(Component data from apps and pages)

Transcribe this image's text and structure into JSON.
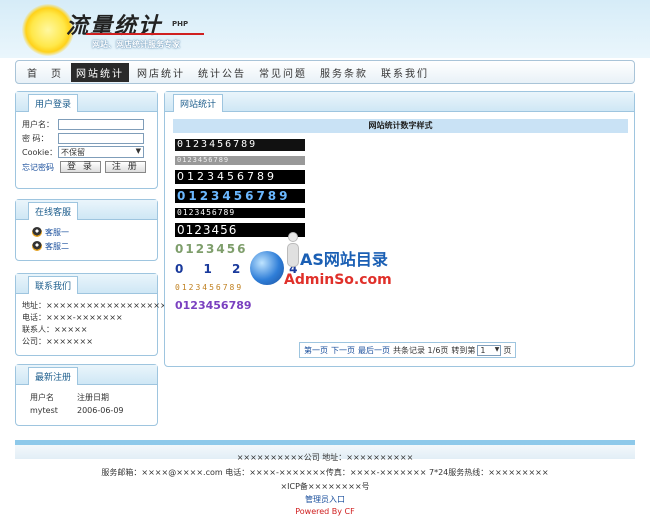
{
  "header": {
    "logo_text": "流量统计",
    "logo_suffix": "PHP",
    "slogan": "网站、网店统计服务专家"
  },
  "nav": {
    "items": [
      "首　页",
      "网站统计",
      "网店统计",
      "统计公告",
      "常见问题",
      "服务条款",
      "联系我们"
    ],
    "active_index": 1
  },
  "login": {
    "title": "用户登录",
    "username_label": "用户名：",
    "password_label": "密  码：",
    "cookie_label": "Cookie：",
    "cookie_selected": "不保留",
    "forgot_link": "忘记密码",
    "login_button": "登 录",
    "register_button": "注 册"
  },
  "support": {
    "title": "在线客服",
    "items": [
      "客服一",
      "客服二"
    ]
  },
  "contact": {
    "title": "联系我们",
    "lines": [
      "地址：××××××××××××××××××××",
      "电话：××××-×××××××",
      "联系人：×××××",
      "公司：×××××××"
    ]
  },
  "latest": {
    "title": "最新注册",
    "header": [
      "用户名",
      "注册日期"
    ],
    "rows": [
      [
        "mytest",
        "2006-06-09"
      ]
    ]
  },
  "main": {
    "tab": "网站统计",
    "heading": "网站统计数字样式",
    "samples": [
      "0123456789",
      "0123456789",
      "0123456789",
      "0123456789",
      "0123456789",
      "0123456",
      "0123456",
      "0 1 2 3 4",
      "0123456789",
      "0123456789"
    ]
  },
  "watermark": {
    "title": "AS网站目录",
    "site": "AdminSo.com"
  },
  "pager": {
    "first": "第一页",
    "prev": "下一页",
    "last": "最后一页",
    "total": "共条记录 1/6页",
    "goto": "转到第",
    "page_value": "1",
    "page_suffix": "页"
  },
  "footer": {
    "company_line": "××××××××××公司 地址：××××××××××",
    "service_line": "服务邮箱：××××@××××.com 电话：××××-×××××××传真：××××-××××××× 7*24服务热线：×××××××××",
    "icp_line": "×ICP备××××××××号",
    "admin_link": "管理员入口",
    "powered": "Powered By CF"
  }
}
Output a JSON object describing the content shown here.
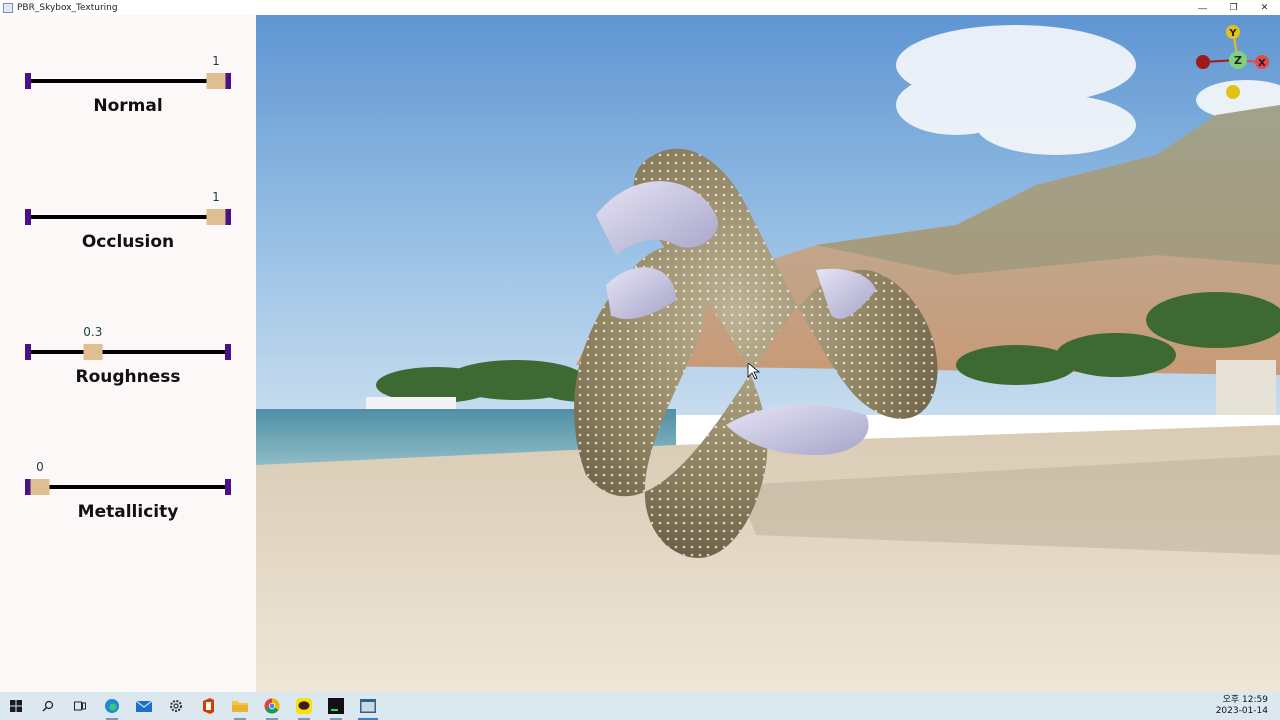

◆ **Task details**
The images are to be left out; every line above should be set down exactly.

◆ **Problem solution**
Transcribe this image's text and structure into JSON.
{
  "header": {
    "logo_text": "流量统计",
    "logo_suffix": "PHP",
    "slogan": "网站、网店统计服务专家"
  },
  "nav": {
    "items": [
      "首　页",
      "网站统计",
      "网店统计",
      "统计公告",
      "常见问题",
      "服务条款",
      "联系我们"
    ],
    "active_index": 1
  },
  "login": {
    "title": "用户登录",
    "username_label": "用户名：",
    "password_label": "密  码：",
    "cookie_label": "Cookie：",
    "cookie_selected": "不保留",
    "forgot_link": "忘记密码",
    "login_button": "登 录",
    "register_button": "注 册"
  },
  "support": {
    "title": "在线客服",
    "items": [
      "客服一",
      "客服二"
    ]
  },
  "contact": {
    "title": "联系我们",
    "lines": [
      "地址：××××××××××××××××××××",
      "电话：××××-×××××××",
      "联系人：×××××",
      "公司：×××××××"
    ]
  },
  "latest": {
    "title": "最新注册",
    "header": [
      "用户名",
      "注册日期"
    ],
    "rows": [
      [
        "mytest",
        "2006-06-09"
      ]
    ]
  },
  "main": {
    "tab": "网站统计",
    "heading": "网站统计数字样式",
    "samples": [
      "0123456789",
      "0123456789",
      "0123456789",
      "0123456789",
      "0123456789",
      "0123456",
      "0123456",
      "0 1 2 3 4",
      "0123456789",
      "0123456789"
    ]
  },
  "watermark": {
    "title": "AS网站目录",
    "site": "AdminSo.com"
  },
  "pager": {
    "first": "第一页",
    "prev": "下一页",
    "last": "最后一页",
    "total": "共条记录 1/6页",
    "goto": "转到第",
    "page_value": "1",
    "page_suffix": "页"
  },
  "footer": {
    "company_line": "××××××××××公司 地址：××××××××××",
    "service_line": "服务邮箱：××××@××××.com 电话：××××-×××××××传真：××××-××××××× 7*24服务热线：×××××××××",
    "icp_line": "×ICP备××××××××号",
    "admin_link": "管理员入口",
    "powered": "Powered By CF"
  }
}
Output a JSON object describing the content shown here.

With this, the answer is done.